── DATA SUPPLIED
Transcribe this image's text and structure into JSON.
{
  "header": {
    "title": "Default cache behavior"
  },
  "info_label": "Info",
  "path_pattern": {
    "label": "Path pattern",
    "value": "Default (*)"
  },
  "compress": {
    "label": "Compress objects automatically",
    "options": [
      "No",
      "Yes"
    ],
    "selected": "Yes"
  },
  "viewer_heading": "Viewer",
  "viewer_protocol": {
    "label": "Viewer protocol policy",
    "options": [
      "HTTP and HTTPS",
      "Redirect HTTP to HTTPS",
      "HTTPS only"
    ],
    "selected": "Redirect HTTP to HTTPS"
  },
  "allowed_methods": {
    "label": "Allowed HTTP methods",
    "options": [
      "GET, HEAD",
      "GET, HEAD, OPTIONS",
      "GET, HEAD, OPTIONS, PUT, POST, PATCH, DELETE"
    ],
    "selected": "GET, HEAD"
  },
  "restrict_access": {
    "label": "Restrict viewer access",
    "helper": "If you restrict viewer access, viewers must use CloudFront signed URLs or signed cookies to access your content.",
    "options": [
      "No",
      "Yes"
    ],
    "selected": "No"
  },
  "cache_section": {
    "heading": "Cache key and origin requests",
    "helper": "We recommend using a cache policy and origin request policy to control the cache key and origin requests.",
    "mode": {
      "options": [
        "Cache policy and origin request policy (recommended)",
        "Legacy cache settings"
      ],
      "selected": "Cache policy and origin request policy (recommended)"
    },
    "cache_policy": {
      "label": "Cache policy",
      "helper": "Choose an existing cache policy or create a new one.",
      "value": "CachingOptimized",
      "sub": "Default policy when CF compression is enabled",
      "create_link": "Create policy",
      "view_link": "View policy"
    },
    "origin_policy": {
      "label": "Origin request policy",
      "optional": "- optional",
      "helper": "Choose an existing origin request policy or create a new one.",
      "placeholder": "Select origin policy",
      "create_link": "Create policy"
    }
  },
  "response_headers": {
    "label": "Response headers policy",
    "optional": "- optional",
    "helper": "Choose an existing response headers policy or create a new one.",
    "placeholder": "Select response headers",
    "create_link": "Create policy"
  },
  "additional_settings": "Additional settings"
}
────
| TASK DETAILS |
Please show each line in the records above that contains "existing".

| YOUR RESPONSE |
      "helper": "Choose an existing cache policy or create a new one.",
      "helper": "Choose an existing origin request policy or create a new one.",
    "helper": "Choose an existing response headers policy or create a new one.",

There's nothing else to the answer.